> Given records
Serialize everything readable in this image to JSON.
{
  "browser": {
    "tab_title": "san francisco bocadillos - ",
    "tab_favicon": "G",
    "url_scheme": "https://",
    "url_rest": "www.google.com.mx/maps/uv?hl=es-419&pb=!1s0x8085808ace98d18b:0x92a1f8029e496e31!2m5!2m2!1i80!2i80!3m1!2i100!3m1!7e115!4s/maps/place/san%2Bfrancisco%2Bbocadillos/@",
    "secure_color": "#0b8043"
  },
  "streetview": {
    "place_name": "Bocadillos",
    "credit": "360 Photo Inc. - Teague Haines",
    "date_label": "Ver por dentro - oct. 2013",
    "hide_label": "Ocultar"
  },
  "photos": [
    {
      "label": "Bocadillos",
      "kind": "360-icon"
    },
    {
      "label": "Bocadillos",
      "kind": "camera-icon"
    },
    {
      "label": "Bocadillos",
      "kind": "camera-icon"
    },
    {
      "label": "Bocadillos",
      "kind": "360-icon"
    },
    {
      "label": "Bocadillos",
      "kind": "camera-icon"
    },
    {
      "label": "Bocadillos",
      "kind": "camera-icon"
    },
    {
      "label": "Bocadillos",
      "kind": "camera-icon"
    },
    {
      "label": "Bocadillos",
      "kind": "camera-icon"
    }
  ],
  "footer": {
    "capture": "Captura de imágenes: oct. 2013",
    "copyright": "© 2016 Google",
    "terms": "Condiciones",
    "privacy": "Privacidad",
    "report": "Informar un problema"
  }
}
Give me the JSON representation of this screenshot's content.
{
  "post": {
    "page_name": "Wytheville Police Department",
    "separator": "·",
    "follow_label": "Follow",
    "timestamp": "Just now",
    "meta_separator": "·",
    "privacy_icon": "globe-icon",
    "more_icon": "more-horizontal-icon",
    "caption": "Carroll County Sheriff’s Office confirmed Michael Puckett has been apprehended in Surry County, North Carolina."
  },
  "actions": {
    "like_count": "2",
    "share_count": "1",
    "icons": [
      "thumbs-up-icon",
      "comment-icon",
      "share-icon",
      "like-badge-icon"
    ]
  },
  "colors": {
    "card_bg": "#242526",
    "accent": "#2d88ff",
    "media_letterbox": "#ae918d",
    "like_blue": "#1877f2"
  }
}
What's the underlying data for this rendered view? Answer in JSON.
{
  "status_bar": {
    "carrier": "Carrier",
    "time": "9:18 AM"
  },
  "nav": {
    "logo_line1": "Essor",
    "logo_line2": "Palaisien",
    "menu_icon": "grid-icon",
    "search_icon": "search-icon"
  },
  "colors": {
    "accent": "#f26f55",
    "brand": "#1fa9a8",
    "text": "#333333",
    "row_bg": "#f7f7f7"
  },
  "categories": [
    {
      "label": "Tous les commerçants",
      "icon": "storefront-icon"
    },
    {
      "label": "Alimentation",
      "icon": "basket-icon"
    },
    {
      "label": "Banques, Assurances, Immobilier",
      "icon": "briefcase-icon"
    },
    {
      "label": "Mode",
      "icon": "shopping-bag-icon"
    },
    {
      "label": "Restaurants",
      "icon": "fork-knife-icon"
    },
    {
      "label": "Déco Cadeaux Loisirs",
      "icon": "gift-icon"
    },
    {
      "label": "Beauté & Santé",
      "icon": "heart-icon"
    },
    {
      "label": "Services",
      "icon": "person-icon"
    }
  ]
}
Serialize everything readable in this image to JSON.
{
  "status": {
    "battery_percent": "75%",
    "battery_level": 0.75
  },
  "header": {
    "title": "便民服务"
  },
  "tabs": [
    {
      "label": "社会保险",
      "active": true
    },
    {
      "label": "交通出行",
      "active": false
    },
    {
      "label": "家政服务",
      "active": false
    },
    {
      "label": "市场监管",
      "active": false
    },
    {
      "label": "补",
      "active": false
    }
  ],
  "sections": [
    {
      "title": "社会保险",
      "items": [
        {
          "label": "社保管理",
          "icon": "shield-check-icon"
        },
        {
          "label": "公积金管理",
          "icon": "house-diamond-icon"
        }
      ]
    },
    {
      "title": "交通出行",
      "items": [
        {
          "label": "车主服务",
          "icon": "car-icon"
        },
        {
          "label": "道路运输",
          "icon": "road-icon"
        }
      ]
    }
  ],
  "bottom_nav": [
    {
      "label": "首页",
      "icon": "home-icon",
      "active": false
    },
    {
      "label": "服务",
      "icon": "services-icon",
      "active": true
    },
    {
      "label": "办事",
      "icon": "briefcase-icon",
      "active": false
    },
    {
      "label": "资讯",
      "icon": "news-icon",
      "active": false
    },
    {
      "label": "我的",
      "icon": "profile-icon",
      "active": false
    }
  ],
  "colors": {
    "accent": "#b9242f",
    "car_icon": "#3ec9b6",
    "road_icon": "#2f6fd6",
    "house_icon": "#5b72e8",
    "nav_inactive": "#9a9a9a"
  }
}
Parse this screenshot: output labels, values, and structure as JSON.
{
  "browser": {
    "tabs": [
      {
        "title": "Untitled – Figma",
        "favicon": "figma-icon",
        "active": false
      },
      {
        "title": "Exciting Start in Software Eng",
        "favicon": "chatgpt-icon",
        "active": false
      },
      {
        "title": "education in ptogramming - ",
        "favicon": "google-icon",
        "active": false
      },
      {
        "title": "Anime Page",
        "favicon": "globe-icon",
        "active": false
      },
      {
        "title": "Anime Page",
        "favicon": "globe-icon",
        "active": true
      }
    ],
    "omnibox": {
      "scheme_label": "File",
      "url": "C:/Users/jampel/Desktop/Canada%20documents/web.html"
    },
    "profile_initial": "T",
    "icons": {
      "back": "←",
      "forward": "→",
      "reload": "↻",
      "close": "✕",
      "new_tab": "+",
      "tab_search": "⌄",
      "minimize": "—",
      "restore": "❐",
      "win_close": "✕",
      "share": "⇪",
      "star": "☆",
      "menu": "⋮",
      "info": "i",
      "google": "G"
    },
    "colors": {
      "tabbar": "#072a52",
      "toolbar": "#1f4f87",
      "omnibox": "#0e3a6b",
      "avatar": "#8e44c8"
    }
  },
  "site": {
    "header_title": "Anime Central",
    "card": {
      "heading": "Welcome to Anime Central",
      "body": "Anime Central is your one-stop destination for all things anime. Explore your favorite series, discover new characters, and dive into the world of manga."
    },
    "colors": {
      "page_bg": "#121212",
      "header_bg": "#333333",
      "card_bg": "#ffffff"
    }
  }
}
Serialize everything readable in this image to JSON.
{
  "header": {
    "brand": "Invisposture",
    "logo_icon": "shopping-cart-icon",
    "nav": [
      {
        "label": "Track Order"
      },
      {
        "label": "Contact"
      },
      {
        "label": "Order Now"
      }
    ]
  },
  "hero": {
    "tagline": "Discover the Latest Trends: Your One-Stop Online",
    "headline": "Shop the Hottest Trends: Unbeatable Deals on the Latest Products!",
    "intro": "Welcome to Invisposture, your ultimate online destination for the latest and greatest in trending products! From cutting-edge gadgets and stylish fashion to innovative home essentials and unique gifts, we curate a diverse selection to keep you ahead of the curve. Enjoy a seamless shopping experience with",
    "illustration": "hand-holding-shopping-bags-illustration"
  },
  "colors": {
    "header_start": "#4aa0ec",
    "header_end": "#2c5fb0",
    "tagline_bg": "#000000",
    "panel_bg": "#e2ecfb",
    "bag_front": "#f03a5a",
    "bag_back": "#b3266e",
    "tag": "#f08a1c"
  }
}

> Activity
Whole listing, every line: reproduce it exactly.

> Problem solution
Serialize everything readable in this image to JSON.
{
  "browser": {
    "tab_title": "san francisco bocadillos - ",
    "tab_favicon": "G",
    "url_scheme": "https://",
    "url_rest": "www.google.com.mx/maps/uv?hl=es-419&pb=!1s0x8085808ace98d18b:0x92a1f8029e496e31!2m5!2m2!1i80!2i80!3m1!2i100!3m1!7e115!4s/maps/place/san%2Bfrancisco%2Bbocadillos/@",
    "secure_color": "#0b8043"
  },
  "streetview": {
    "place_name": "Bocadillos",
    "credit": "360 Photo Inc. - Teague Haines",
    "date_label": "Ver por dentro - oct. 2013",
    "hide_label": "Ocultar"
  },
  "photos": [
    {
      "label": "Bocadillos",
      "kind": "360-icon"
    },
    {
      "label": "Bocadillos",
      "kind": "camera-icon"
    },
    {
      "label": "Bocadillos",
      "kind": "camera-icon"
    },
    {
      "label": "Bocadillos",
      "kind": "360-icon"
    },
    {
      "label": "Bocadillos",
      "kind": "camera-icon"
    },
    {
      "label": "Bocadillos",
      "kind": "camera-icon"
    },
    {
      "label": "Bocadillos",
      "kind": "camera-icon"
    },
    {
      "label": "Bocadillos",
      "kind": "camera-icon"
    }
  ],
  "footer": {
    "capture": "Captura de imágenes: oct. 2013",
    "copyright": "© 2016 Google",
    "terms": "Condiciones",
    "privacy": "Privacidad",
    "report": "Informar un problema"
  }
}
Give me the JSON representation of this screenshot's content.
{
  "post": {
    "page_name": "Wytheville Police Department",
    "separator": "·",
    "follow_label": "Follow",
    "timestamp": "Just now",
    "meta_separator": "·",
    "privacy_icon": "globe-icon",
    "more_icon": "more-horizontal-icon",
    "caption": "Carroll County Sheriff’s Office confirmed Michael Puckett has been apprehended in Surry County, North Carolina."
  },
  "actions": {
    "like_count": "2",
    "share_count": "1",
    "icons": [
      "thumbs-up-icon",
      "comment-icon",
      "share-icon",
      "like-badge-icon"
    ]
  },
  "colors": {
    "card_bg": "#242526",
    "accent": "#2d88ff",
    "media_letterbox": "#ae918d",
    "like_blue": "#1877f2"
  }
}
What's the underlying data for this rendered view? Answer in JSON.
{
  "status_bar": {
    "carrier": "Carrier",
    "time": "9:18 AM"
  },
  "nav": {
    "logo_line1": "Essor",
    "logo_line2": "Palaisien",
    "menu_icon": "grid-icon",
    "search_icon": "search-icon"
  },
  "colors": {
    "accent": "#f26f55",
    "brand": "#1fa9a8",
    "text": "#333333",
    "row_bg": "#f7f7f7"
  },
  "categories": [
    {
      "label": "Tous les commerçants",
      "icon": "storefront-icon"
    },
    {
      "label": "Alimentation",
      "icon": "basket-icon"
    },
    {
      "label": "Banques, Assurances, Immobilier",
      "icon": "briefcase-icon"
    },
    {
      "label": "Mode",
      "icon": "shopping-bag-icon"
    },
    {
      "label": "Restaurants",
      "icon": "fork-knife-icon"
    },
    {
      "label": "Déco Cadeaux Loisirs",
      "icon": "gift-icon"
    },
    {
      "label": "Beauté & Santé",
      "icon": "heart-icon"
    },
    {
      "label": "Services",
      "icon": "person-icon"
    }
  ]
}
Serialize everything readable in this image to JSON.
{
  "status": {
    "battery_percent": "75%",
    "battery_level": 0.75
  },
  "header": {
    "title": "便民服务"
  },
  "tabs": [
    {
      "label": "社会保险",
      "active": true
    },
    {
      "label": "交通出行",
      "active": false
    },
    {
      "label": "家政服务",
      "active": false
    },
    {
      "label": "市场监管",
      "active": false
    },
    {
      "label": "补",
      "active": false
    }
  ],
  "sections": [
    {
      "title": "社会保险",
      "items": [
        {
          "label": "社保管理",
          "icon": "shield-check-icon"
        },
        {
          "label": "公积金管理",
          "icon": "house-diamond-icon"
        }
      ]
    },
    {
      "title": "交通出行",
      "items": [
        {
          "label": "车主服务",
          "icon": "car-icon"
        },
        {
          "label": "道路运输",
          "icon": "road-icon"
        }
      ]
    }
  ],
  "bottom_nav": [
    {
      "label": "首页",
      "icon": "home-icon",
      "active": false
    },
    {
      "label": "服务",
      "icon": "services-icon",
      "active": true
    },
    {
      "label": "办事",
      "icon": "briefcase-icon",
      "active": false
    },
    {
      "label": "资讯",
      "icon": "news-icon",
      "active": false
    },
    {
      "label": "我的",
      "icon": "profile-icon",
      "active": false
    }
  ],
  "colors": {
    "accent": "#b9242f",
    "car_icon": "#3ec9b6",
    "road_icon": "#2f6fd6",
    "house_icon": "#5b72e8",
    "nav_inactive": "#9a9a9a"
  }
}
Parse this screenshot: output labels, values, and structure as JSON.
{
  "browser": {
    "tabs": [
      {
        "title": "Untitled – Figma",
        "favicon": "figma-icon",
        "active": false
      },
      {
        "title": "Exciting Start in Software Eng",
        "favicon": "chatgpt-icon",
        "active": false
      },
      {
        "title": "education in ptogramming - ",
        "favicon": "google-icon",
        "active": false
      },
      {
        "title": "Anime Page",
        "favicon": "globe-icon",
        "active": false
      },
      {
        "title": "Anime Page",
        "favicon": "globe-icon",
        "active": true
      }
    ],
    "omnibox": {
      "scheme_label": "File",
      "url": "C:/Users/jampel/Desktop/Canada%20documents/web.html"
    },
    "profile_initial": "T",
    "icons": {
      "back": "←",
      "forward": "→",
      "reload": "↻",
      "close": "✕",
      "new_tab": "+",
      "tab_search": "⌄",
      "minimize": "—",
      "restore": "❐",
      "win_close": "✕",
      "share": "⇪",
      "star": "☆",
      "menu": "⋮",
      "info": "i",
      "google": "G"
    },
    "colors": {
      "tabbar": "#072a52",
      "toolbar": "#1f4f87",
      "omnibox": "#0e3a6b",
      "avatar": "#8e44c8"
    }
  },
  "site": {
    "header_title": "Anime Central",
    "card": {
      "heading": "Welcome to Anime Central",
      "body": "Anime Central is your one-stop destination for all things anime. Explore your favorite series, discover new characters, and dive into the world of manga."
    },
    "colors": {
      "page_bg": "#121212",
      "header_bg": "#333333",
      "card_bg": "#ffffff"
    }
  }
}
Serialize everything readable in this image to JSON.
{
  "header": {
    "brand": "Invisposture",
    "logo_icon": "shopping-cart-icon",
    "nav": [
      {
        "label": "Track Order"
      },
      {
        "label": "Contact"
      },
      {
        "label": "Order Now"
      }
    ]
  },
  "hero": {
    "tagline": "Discover the Latest Trends: Your One-Stop Online",
    "headline": "Shop the Hottest Trends: Unbeatable Deals on the Latest Products!",
    "intro": "Welcome to Invisposture, your ultimate online destination for the latest and greatest in trending products! From cutting-edge gadgets and stylish fashion to innovative home essentials and unique gifts, we curate a diverse selection to keep you ahead of the curve. Enjoy a seamless shopping experience with",
    "illustration": "hand-holding-shopping-bags-illustration"
  },
  "colors": {
    "header_start": "#4aa0ec",
    "header_end": "#2c5fb0",
    "tagline_bg": "#000000",
    "panel_bg": "#e2ecfb",
    "bag_front": "#f03a5a",
    "bag_back": "#b3266e",
    "tag": "#f08a1c"
  }
}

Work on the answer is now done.